VIDEO: Tunsians turn out in droves to vote in first election since Arab Spring revolution

The Takeaway

Story by The Takeaway. Listen to the above audio for a complete report.

Tunisians turned out in droves on Sunday to vote in their first election since the Arab Spring protests overthrew their autocratic leader.

According to the New York Times, millions turned out to vote for representatives who will draft a new constitution that will govern Tunisia going forward. Tunisia was the first country to overthrow its government during the Arab Spring protests.

All is not well, though, said Naima Nour, director of the Tunisian Cultural & Information Center USA. Nour, who voted via absentee ballot, said Islamist party candidates appear to be winning a plurality of the seats, and may even earn an outright majority. If that were to happen, it’s very likely that some of Tunisia’s fairly liberal policies with regards to women will be rolled back as they implement a more strict interpretation of Islam and Islamic law.

“It’s a disaster. If the Islamist are going to go in power, it’s a disaster,” she said.

Nour said that under the previous regime, even as autocratic as it was, women made up 30 percent of the participants. In this current election, women made up just five percent of the candidates.
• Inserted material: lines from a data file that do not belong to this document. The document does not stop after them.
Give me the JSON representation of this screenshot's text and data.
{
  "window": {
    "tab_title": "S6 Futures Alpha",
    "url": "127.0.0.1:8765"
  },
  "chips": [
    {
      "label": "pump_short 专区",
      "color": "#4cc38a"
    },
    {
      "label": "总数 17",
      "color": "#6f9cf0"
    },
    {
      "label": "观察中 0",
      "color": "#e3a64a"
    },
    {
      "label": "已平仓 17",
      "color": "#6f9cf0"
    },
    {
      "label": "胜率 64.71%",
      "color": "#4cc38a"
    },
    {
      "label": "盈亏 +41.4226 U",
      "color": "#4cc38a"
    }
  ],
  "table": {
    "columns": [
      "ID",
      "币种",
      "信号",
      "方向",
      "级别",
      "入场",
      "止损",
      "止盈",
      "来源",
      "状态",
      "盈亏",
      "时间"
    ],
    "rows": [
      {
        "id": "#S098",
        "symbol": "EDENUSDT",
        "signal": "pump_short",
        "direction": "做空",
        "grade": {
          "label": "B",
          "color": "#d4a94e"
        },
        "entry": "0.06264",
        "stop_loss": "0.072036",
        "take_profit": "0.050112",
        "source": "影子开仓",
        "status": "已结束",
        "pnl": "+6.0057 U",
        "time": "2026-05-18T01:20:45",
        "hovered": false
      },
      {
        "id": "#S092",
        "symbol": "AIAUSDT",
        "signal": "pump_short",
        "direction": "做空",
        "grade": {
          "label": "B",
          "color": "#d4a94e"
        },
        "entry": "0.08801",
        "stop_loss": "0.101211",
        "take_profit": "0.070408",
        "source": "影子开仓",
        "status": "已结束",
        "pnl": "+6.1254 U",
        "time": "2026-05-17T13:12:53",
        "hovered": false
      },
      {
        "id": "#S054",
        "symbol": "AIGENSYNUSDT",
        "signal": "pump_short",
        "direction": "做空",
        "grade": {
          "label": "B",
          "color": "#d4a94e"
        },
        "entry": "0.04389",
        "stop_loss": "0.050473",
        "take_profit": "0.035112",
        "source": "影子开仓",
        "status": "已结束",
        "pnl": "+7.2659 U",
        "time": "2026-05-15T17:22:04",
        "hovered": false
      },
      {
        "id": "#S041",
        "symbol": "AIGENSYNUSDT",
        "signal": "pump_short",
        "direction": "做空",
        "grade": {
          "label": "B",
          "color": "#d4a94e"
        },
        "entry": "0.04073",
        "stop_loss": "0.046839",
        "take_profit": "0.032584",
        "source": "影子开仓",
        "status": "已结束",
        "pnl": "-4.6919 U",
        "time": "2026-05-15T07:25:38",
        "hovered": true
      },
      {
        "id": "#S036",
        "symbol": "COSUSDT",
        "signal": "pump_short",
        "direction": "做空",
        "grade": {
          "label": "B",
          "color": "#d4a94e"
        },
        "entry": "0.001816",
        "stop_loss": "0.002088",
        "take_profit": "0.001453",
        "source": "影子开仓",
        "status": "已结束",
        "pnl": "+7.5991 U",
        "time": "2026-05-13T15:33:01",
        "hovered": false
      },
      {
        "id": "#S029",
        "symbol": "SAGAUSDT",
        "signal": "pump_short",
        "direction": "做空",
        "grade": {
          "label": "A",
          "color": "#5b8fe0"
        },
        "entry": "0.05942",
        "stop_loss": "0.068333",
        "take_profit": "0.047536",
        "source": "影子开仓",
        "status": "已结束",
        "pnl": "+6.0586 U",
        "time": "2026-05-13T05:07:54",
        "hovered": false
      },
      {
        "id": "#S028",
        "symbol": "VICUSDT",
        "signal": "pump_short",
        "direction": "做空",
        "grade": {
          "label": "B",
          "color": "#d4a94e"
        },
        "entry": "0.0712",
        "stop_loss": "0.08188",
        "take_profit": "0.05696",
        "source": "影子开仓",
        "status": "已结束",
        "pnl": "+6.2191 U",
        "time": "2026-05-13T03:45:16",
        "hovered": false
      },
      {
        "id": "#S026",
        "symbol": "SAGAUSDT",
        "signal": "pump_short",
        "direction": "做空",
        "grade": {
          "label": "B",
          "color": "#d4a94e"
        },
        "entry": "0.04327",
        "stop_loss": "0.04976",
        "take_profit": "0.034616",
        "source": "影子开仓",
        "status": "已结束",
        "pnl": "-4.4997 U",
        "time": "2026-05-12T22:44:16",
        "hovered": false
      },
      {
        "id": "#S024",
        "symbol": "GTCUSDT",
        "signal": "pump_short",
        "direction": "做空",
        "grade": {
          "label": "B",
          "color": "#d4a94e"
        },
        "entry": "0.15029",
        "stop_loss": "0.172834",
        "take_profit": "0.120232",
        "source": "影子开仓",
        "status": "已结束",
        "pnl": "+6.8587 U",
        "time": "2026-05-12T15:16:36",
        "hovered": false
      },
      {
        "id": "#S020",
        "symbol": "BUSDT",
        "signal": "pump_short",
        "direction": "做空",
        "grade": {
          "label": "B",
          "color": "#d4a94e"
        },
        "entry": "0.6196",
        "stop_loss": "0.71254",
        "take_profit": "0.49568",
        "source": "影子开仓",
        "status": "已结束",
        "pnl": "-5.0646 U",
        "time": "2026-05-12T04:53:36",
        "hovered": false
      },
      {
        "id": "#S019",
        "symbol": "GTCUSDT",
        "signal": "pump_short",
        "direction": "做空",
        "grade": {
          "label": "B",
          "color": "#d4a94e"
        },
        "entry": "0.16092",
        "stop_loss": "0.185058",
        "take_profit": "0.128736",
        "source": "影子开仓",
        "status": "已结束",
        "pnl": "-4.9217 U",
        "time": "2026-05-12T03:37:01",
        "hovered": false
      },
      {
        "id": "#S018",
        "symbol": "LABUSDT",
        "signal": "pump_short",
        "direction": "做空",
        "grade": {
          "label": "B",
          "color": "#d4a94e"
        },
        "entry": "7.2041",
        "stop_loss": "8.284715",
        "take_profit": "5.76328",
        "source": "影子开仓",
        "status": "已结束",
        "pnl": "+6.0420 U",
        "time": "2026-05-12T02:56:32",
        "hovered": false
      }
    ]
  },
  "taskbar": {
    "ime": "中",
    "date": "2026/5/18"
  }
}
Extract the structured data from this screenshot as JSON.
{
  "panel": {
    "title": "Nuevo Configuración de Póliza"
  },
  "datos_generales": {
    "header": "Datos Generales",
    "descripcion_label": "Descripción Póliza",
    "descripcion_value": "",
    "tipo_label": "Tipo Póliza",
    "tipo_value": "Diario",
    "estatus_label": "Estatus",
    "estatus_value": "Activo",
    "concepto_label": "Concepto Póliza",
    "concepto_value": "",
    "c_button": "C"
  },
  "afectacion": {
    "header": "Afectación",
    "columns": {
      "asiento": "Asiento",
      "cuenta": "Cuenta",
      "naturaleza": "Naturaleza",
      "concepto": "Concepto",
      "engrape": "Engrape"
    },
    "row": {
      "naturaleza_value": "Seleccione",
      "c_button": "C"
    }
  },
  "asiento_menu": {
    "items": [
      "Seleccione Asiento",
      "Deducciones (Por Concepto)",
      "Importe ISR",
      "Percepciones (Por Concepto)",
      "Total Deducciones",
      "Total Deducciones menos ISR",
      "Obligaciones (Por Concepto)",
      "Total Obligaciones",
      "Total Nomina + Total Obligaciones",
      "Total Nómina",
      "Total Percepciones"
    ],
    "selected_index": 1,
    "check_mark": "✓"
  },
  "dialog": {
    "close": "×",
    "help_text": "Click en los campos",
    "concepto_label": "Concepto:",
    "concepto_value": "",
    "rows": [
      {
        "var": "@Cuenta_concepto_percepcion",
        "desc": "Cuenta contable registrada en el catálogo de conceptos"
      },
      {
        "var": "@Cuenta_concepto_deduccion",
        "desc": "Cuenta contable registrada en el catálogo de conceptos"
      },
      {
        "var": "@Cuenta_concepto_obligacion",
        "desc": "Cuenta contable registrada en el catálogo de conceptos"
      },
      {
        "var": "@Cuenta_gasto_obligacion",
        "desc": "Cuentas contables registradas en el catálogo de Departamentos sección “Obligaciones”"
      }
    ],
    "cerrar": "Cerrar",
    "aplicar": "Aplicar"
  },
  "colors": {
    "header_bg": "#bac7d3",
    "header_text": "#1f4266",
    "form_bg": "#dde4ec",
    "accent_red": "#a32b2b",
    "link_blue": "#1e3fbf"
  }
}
And women of all ages are being offered retirement, in order to get them to return home and give the jobs to men, she said.

If Islamists do take a large share of the seats, Nour said it will be up to women to make sure they aren’t marginalized. And she believes they will take to the streets to make that happen.

Nour would like to return to Tunisia, but said she won’t do so if the election turns out that way.

“Not under a regime that is Islamist or fanatic,” she said.



 ———————————————-

“The Takeaway” is a national morning news program, delivering the news and analysis you need to catch up, start your day, and prepare for what’s ahead. The show is a co-production of WNYC and PRI, in editorial collaboration with the BBC, The New York Times Radio, and WGBH.

Sign up for our daily newsletter

Sign up for The Top of the World, delivered to your inbox every weekday morning.